Personally, I don’t find this to be accurate. Currently Linux has an extremely small percentage in the smart phone market (which itself is smaller than 5-6% of the overall cellular market) and it will take a miracle to get Linux to 27% in 3 years time. Then, there is the problem of forking. There are currently 5 different Linux implementations for phones, all completely and utterly incompatible with each other. Windows Mobile for Smartphones and PocketPC are binary compatible these days (depends how you compile your app), while Nokia promised that they won’t break binary compatibility again in their S60 platform.

Personally, I think that Ballmer is right. Microsoft will only compete against Nokia, and that’s mostly in Europe. If they manage to win over Nokia, the years between 2010-2020 will all be about Windows Mobile — with maybe over 50% of market share. It will be the same kind of era as 1995-2005 was for the PC desktop. Full of Microsoft that is. I don’t think that Nokia stands a chance against Microsoft in the long run, mostly because Nokia are hardware people.

Linux would lose the battle and will drive Microsoft to yet another monopoly if they don’t create one, single, fully-compatible platform that it’s used by ALL Linux-oriented providers. Their current “my implementation is better” mentality will be their death bed.

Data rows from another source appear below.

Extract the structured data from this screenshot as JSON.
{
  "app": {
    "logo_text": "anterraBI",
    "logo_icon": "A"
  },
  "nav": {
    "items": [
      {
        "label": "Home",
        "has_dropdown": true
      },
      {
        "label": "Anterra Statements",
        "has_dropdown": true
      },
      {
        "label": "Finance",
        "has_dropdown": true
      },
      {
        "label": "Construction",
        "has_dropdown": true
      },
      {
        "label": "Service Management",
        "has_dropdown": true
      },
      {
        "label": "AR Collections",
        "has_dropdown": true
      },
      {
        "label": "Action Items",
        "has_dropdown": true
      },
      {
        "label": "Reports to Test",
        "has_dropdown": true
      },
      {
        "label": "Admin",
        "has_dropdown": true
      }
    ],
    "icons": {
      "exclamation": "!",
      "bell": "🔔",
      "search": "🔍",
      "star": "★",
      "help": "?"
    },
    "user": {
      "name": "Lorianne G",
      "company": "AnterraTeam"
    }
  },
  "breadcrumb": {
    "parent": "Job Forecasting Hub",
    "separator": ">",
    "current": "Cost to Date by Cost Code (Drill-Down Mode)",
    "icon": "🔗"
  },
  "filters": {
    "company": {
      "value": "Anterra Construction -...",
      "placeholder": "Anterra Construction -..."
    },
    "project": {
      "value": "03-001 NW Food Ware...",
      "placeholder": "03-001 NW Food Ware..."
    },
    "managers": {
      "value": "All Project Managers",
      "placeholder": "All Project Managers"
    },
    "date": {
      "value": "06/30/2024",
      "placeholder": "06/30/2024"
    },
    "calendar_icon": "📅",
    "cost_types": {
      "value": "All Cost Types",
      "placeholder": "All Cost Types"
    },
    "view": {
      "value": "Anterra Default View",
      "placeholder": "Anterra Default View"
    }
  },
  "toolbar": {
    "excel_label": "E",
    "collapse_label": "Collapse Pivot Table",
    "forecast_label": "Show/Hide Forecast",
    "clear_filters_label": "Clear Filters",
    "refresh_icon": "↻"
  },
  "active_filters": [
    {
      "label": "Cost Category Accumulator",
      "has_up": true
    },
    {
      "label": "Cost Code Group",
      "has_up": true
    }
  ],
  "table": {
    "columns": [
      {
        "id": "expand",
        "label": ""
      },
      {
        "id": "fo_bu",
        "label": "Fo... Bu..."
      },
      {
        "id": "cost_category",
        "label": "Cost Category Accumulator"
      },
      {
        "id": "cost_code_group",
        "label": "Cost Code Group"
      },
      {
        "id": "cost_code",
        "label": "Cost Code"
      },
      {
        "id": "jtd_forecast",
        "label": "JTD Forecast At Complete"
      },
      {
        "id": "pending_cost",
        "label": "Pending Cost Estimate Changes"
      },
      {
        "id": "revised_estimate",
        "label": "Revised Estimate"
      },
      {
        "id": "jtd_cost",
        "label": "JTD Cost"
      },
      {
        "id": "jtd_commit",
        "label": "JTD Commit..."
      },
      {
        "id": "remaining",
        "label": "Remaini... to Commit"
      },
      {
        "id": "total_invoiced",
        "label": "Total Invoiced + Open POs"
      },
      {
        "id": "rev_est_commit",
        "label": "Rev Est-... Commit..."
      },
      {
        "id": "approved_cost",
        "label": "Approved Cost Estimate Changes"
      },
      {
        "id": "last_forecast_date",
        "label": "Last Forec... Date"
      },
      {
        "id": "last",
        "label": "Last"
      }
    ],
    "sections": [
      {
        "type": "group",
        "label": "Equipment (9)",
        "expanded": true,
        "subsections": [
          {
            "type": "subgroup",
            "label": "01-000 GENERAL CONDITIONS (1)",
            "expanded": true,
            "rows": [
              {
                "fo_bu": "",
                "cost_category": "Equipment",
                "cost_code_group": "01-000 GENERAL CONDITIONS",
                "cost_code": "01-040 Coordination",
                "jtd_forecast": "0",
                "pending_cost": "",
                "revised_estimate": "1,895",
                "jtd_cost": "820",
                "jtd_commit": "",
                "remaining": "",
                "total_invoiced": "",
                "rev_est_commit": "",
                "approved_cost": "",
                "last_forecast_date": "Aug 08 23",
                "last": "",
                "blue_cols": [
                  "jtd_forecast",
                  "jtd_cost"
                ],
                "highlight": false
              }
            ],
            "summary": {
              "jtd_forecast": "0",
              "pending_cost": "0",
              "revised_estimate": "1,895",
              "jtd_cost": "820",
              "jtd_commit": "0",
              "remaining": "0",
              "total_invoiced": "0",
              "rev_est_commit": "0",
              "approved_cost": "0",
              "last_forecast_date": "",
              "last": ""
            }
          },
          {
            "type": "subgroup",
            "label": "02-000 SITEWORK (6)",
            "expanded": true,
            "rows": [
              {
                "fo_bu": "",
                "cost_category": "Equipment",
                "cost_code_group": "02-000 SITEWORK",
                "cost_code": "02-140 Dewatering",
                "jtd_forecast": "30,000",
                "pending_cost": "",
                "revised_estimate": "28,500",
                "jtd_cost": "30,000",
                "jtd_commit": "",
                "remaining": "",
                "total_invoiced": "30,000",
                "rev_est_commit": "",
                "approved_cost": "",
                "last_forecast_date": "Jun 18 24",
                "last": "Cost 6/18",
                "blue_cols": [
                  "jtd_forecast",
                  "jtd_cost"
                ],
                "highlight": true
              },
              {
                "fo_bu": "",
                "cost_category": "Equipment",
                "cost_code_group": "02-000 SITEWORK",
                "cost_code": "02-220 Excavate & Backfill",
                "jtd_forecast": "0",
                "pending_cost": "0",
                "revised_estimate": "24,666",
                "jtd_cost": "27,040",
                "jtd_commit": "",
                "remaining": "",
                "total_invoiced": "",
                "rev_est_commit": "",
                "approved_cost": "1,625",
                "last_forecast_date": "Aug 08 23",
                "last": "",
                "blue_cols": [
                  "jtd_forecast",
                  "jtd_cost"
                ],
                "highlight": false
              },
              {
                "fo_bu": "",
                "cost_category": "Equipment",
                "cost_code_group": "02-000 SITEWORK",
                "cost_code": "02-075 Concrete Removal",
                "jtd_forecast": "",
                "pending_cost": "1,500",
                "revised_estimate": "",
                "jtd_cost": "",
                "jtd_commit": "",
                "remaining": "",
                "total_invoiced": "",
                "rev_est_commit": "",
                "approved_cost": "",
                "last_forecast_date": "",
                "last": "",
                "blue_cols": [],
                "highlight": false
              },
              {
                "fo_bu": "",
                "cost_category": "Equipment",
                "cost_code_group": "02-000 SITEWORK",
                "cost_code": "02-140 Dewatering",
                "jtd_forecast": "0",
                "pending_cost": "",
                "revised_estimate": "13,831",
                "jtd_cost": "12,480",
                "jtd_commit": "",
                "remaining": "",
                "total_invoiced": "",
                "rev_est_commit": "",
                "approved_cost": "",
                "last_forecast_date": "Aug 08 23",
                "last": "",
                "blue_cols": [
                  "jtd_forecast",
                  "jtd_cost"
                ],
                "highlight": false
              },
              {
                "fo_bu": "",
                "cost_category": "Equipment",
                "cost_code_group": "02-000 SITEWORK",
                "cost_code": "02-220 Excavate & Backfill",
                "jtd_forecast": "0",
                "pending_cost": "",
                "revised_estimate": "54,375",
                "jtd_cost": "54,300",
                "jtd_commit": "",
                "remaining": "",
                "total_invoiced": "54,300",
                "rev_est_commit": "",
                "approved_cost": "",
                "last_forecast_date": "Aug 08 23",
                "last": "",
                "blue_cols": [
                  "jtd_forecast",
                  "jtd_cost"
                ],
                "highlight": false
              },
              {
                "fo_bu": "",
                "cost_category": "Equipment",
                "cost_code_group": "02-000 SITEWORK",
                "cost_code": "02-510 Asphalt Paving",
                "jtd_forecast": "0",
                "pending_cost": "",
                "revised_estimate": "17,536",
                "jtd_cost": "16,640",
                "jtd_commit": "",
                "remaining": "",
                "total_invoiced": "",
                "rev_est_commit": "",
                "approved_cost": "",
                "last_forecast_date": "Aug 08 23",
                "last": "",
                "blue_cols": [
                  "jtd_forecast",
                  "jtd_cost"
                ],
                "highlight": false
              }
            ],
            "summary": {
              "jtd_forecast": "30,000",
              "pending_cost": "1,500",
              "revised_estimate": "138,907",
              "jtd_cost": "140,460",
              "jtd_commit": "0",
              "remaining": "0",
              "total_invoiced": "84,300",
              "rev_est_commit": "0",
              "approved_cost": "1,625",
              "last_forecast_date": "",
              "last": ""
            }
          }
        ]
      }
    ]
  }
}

For the record, here’s what counts as “smart phone platforms” (with ability to develop native apps) so far:
* Symbian S60
* Symbian S80 (dead)
* Symbian S90 (dead but still sells)
* Symbian UIQ (µe t? ??a p?d??? st? ????)
* Windows Mobile Smartphone Edition (no touchscreen)
* Windows Mobile PocketPC Phone Edition (with touchscreen)
* Blackberry RIM-OS
* PalmOS
* Danger’s HipTop/Sidekick (often forgotten by journalists that it can run native third party apps too)
* Linux flavors (at least 5 different flavors have been released so far, all incompatible between them, and except Trolltech none offers a public SDK, that’s why I call them semi-smartphones): Motorola’s EZX platforms with touchscreen and without, Mizi Research for Samsung, DoCoMo’s NEC/Panasonic/Applix phones and Trolltech’s Qtopia.
* Apple’s iPhone (rumors say that the first models won’t be able to run native apps and therefore won’t be a smartphone, but models currently under development will)

Mark Shuttleworth on Gadgets

Ubuntu’s front man, Mark Shuttleworth, wrote an interesting blog piece on gadgets and Linux. He stresses out that Linux should be used more on gadgets, however, I think he forgets that the PC side of any gadget is as important.

Today, one of my biggest frustrations with GNU/Linux (except that Beryl/Compiz doesn’t work on my Linux laptop with an ATi Radeon 9000 Mobility 64MB chip in it) is gadget-related support. There are several apps that supposedly do this or that for Nokia, Sony Ericsson, Palm or Windows gadgets, but none works well or is really robust or complete. If that was not enough, Gnome’s Bluetooth UIs are a hit and miss. BT doesn’t work properly on my Arch Linux system for example (can’t send a file or authenticate successfully with a new device using the latest Gnome BT apps), and all the Arch devs say is either “works for me”, or some of them don’t even bother to test.

Anyways, the point is, the desktop Linux needs some love regarding easy and painless gadget support (syncing, easy Bluetooth usage, UI wizards to make phones work as modems etc). Putting Linux itself on a gadget is only half the story in my opinion.